ForeWord Reviews

great books independent voices

Whatever Gets You Through the Night

A Story of Sheherezade and the Arabian Entertainments

Foreword Review — May / June 2011

Bedtime stories (for both children and adults) are often survivors from thousands of years ago, from before the time that science, logic, and reason tried their hardest to explain away magic. Fairy tales transform, evolve, teach, and warn; modern readers and listeners might survive better by listening.

Andrei Codrescu, with his trademark mixture of wit and wonder, explores the story of the Arabian Nights, how Sheherazade came to spin her nightly tales, and what they might mean to today’s population, infiltrated as we are with access and explanation.
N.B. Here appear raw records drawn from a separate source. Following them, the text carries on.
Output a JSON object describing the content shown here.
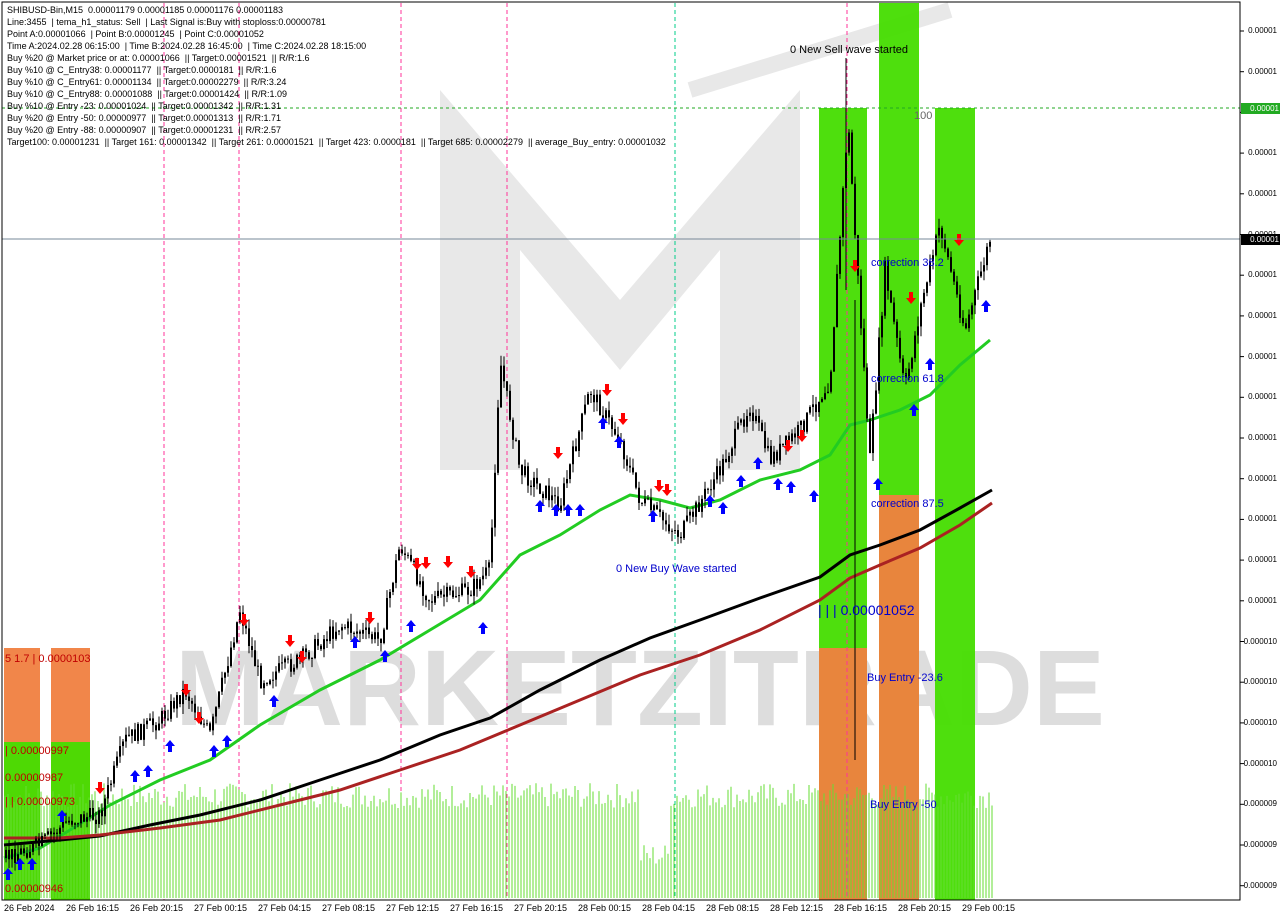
{
  "header": {
    "lines": [
      "SHIBUSD-Bin,M15  0.00001179 0.00001185 0.00001176 0.00001183",
      "Line:3455  | tema_h1_status: Sell  | Last Signal is:Buy with stoploss:0.00000781",
      "Point A:0.00001066  | Point B:0.00001245  | Point C:0.00001052",
      "Time A:2024.02.28 06:15:00  | Time B:2024.02.28 16:45:00  | Time C:2024.02.28 18:15:00",
      "Buy %20 @ Market price or at: 0.00001066  || Target:0.00001521  || R/R:1.6",
      "Buy %10 @ C_Entry38: 0.00001177  || Target:0.0000181  || R/R:1.6",
      "Buy %10 @ C_Entry61: 0.00001134  || Target:0.00002279  || R/R:3.24",
      "Buy %10 @ C_Entry88: 0.00001088  || Target:0.00001424  || R/R:1.09",
      "Buy %10 @ Entry -23: 0.00001024  || Target:0.00001342  || R/R:1.31",
      "Buy %20 @ Entry -50: 0.00000977  || Target:0.00001313  || R/R:1.71",
      "Buy %20 @ Entry -88: 0.00000907  || Target:0.00001231  || R/R:2.57",
      "Target100: 0.00001231  || Target 161: 0.00001342  || Target 261: 0.00001521  || Target 423: 0.0000181  || Target 685: 0.00002279  || average_Buy_entry: 0.00001032"
    ]
  },
  "annotations": {
    "sell_wave": "0 New Sell wave started",
    "buy_wave": "0 New Buy Wave started",
    "level_100": "100",
    "correction_38": "correction 38.2",
    "correction_61": "correction 61.8",
    "correction_87": "correction 87.5",
    "point_c": "| | | 0.00001052",
    "buy_entry_23": "Buy Entry -23.6",
    "buy_entry_50": "Buy Entry -50",
    "left_top": "5 1.7 | 0.0000103",
    "left_997": "| 0.00000997",
    "left_987": "0.00000987",
    "left_973": "| | 0.00000973",
    "left_946": "0.00000946"
  },
  "price_axis": [
    "0.00001",
    "0.00001",
    "0.00001",
    "0.00001",
    "0.00001",
    "0.00001",
    "0.00001",
    "0.00001",
    "0.00001",
    "0.00001",
    "0.00001",
    "0.00001",
    "0.00001",
    "0.00001",
    "0.00001",
    "0.000010",
    "0.000010",
    "0.000010",
    "0.000010",
    "0.000009",
    "0.000009",
    "0.000009"
  ],
  "price_tags": {
    "target_line": "0.00001",
    "current_price": "0.00001"
  },
  "time_axis": [
    "26 Feb 2024",
    "26 Feb 16:15",
    "26 Feb 20:15",
    "27 Feb 00:15",
    "27 Feb 04:15",
    "27 Feb 08:15",
    "27 Feb 12:15",
    "27 Feb 16:15",
    "27 Feb 20:15",
    "28 Feb 00:15",
    "28 Feb 04:15",
    "28 Feb 08:15",
    "28 Feb 12:15",
    "28 Feb 16:15",
    "28 Feb 20:15",
    "29 Feb 00:15"
  ],
  "watermark": "MARKETZITRADE",
  "colors": {
    "green_zone": "#44dd00",
    "orange_zone": "#f08040",
    "bull_candle": "#000000",
    "ma_fast": "#22cc22",
    "ma_slow": "#000000",
    "ma_slowest": "#aa2222",
    "buy_arrow": "#0000ff",
    "sell_arrow": "#ff0000",
    "volume": "#66dd33"
  },
  "chart_data": {
    "type": "candlestick",
    "symbol": "SHIBUSD-Bin",
    "timeframe": "M15",
    "ohlc_last": {
      "open": 1.179e-05,
      "high": 1.185e-05,
      "low": 1.176e-05,
      "close": 1.183e-05
    },
    "points": {
      "A": 1.066e-05,
      "B": 1.245e-05,
      "C": 1.052e-05
    },
    "targets": {
      "t100": 1.231e-05,
      "t161": 1.342e-05,
      "t261": 1.521e-05,
      "t423": 1.81e-05,
      "t685": 2.279e-05
    },
    "average_buy_entry": 1.032e-05,
    "x_ticks": [
      "26 Feb 2024",
      "26 Feb 16:15",
      "26 Feb 20:15",
      "27 Feb 00:15",
      "27 Feb 04:15",
      "27 Feb 08:15",
      "27 Feb 12:15",
      "27 Feb 16:15",
      "27 Feb 20:15",
      "28 Feb 00:15",
      "28 Feb 04:15",
      "28 Feb 08:15",
      "28 Feb 12:15",
      "28 Feb 16:15",
      "28 Feb 20:15",
      "29 Feb 00:15"
    ],
    "grid": false
  }
}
King Sharyar, grievously betrayed by his wife and harem, decides that the best way to keep his heart and pride from being broken again is to marry a new virgin every night and have her strangled in the morning. That way, his wives will die having known only his bed. Families mourn their daughters; businessmen mourn the slowing of commerce; the lovely and smart Sheherezade has an idea. She marries the king and brings her sister, Dinarzad, along to the marital bed. An hour before dawn Dinarzad asks for a story and Sheherezade begins a tale that climaxes with a cliffhanger; to hear the ending the king must let her live. The same thing occurs the next night, and the next, and for 1001 total, until finally the king relents and cancels the strangulation rule: the stories are just too good.

Codrescu—poet, novelist, NPR commentator, professor—examines this ancient tale with his own twenty-first century filter, adding copious footnotes that refer to translators and critics, ranging from the well-respected to an iPhone app. Under his scrutiny, Arabian Nights becomes larger than its sum of stories and stretches to encompass the future of humanity, the future of storytelling. Codrescu isn’t retelling the Arabian Nights as much as he is reveling in their existence and sharing them with the contagious glee of a boy and his can of worms. He writes in the last section, “This book I have written is the prayer of an addict who tried, in his addictive way, to ease Sheherezade’s burden. I asked myself if taking another look at storytelling might not accomplish just that.”

An homage to the power of stories, Codrescu’s
book of Arabian tales will well serve those who have studied the text before and those readers new to it. He is a funny and commanding guide, and his obvious love for the written and spoken word tints every line with a vital hue.

Andi Diehn